He was right, of course, and this no doubt could inspire me to guilt you into watching more movies about brave soldiers dying so you can enjoy your freedoms. I thought, however, I’d widen the margin and use this week’s TBMYPHS to discuss cinematic portrayals of grieving.

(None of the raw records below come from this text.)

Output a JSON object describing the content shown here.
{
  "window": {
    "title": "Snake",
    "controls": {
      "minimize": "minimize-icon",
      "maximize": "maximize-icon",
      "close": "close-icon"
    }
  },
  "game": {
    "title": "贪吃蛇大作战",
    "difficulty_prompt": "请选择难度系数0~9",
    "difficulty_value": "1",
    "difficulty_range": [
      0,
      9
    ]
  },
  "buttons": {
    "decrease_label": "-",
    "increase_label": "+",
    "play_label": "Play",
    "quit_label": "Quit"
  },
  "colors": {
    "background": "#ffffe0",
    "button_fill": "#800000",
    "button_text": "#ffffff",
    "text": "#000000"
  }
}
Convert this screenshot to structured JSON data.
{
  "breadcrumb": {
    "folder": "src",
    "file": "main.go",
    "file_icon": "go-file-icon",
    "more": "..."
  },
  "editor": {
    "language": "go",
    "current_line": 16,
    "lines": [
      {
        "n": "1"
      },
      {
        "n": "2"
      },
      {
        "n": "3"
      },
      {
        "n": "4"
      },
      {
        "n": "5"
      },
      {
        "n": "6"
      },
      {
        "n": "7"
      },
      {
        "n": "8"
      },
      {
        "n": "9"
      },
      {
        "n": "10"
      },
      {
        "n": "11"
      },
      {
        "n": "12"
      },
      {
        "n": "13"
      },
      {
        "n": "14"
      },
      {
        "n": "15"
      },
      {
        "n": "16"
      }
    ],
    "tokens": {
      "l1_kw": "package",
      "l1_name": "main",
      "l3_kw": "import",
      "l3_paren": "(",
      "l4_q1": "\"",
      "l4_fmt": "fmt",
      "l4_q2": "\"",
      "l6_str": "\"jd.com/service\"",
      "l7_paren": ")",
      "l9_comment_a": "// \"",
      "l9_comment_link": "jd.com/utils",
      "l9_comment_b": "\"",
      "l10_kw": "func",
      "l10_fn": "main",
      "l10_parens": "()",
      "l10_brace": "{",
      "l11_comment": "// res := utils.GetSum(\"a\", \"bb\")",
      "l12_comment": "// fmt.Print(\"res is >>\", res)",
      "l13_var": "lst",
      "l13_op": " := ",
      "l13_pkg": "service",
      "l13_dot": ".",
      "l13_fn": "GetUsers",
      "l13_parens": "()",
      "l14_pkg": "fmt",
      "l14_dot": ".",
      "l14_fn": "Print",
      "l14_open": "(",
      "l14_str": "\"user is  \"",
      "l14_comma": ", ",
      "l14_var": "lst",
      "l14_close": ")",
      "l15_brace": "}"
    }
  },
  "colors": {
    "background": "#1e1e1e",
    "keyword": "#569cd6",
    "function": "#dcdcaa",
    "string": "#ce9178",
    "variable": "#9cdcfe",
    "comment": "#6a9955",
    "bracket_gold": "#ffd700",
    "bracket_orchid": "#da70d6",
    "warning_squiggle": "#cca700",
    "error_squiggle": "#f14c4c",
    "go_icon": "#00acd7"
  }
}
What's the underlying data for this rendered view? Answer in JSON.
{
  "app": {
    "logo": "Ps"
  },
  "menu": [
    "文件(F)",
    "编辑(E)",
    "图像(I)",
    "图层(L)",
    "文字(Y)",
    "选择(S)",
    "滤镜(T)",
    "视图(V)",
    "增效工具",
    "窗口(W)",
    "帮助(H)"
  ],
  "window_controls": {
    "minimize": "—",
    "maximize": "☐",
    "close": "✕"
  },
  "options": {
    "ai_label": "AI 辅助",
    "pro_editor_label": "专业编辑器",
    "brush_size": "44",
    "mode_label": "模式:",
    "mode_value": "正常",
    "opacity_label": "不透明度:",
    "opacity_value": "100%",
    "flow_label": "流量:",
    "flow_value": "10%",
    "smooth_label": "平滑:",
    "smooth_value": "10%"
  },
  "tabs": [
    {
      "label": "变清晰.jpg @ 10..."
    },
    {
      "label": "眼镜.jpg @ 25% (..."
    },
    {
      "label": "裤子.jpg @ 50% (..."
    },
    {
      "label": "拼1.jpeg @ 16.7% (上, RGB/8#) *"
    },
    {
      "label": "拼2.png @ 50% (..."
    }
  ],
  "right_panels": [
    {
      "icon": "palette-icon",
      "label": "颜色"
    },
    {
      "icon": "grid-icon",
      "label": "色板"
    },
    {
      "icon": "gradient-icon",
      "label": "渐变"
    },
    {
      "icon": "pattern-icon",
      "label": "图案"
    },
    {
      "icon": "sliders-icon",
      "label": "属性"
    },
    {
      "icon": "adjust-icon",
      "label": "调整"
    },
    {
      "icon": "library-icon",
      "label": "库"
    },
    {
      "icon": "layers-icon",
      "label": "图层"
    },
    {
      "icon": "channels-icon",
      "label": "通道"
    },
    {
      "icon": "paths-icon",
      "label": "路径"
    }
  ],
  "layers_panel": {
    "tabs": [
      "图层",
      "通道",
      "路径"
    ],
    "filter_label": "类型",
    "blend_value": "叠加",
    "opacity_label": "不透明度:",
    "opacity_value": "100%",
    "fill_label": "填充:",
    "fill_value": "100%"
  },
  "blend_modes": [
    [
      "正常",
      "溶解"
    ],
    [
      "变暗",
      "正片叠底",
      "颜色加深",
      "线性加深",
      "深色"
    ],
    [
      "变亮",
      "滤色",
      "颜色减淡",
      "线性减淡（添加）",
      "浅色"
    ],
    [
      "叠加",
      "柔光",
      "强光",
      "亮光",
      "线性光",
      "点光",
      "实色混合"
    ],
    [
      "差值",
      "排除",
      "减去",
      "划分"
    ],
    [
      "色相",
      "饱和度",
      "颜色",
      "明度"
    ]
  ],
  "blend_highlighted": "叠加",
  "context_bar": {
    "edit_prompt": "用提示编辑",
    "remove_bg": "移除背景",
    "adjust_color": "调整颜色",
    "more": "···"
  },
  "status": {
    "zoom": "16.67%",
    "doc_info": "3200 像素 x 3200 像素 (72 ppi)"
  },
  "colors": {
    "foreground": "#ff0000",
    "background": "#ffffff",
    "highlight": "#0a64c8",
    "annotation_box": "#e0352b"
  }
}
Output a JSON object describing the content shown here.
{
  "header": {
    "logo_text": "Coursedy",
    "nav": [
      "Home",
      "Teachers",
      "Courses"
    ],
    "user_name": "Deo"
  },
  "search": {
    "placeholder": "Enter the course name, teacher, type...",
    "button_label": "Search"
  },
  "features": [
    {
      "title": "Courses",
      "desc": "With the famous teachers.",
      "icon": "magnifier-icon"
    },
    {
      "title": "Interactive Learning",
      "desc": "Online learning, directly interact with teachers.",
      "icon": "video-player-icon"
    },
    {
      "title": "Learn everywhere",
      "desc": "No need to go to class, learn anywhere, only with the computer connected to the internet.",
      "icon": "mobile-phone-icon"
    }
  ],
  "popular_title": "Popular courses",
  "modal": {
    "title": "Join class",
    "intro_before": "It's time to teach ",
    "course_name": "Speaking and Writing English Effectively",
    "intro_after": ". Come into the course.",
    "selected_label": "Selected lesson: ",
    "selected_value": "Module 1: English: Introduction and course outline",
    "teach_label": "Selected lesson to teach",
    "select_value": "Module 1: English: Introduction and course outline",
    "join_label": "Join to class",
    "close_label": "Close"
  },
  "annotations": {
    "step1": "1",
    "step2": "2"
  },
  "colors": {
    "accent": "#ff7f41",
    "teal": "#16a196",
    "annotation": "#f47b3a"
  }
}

There, I’ve done it – I’ve out-downered my own father. Have a gloomy, depressing weekend, everyone! Read More »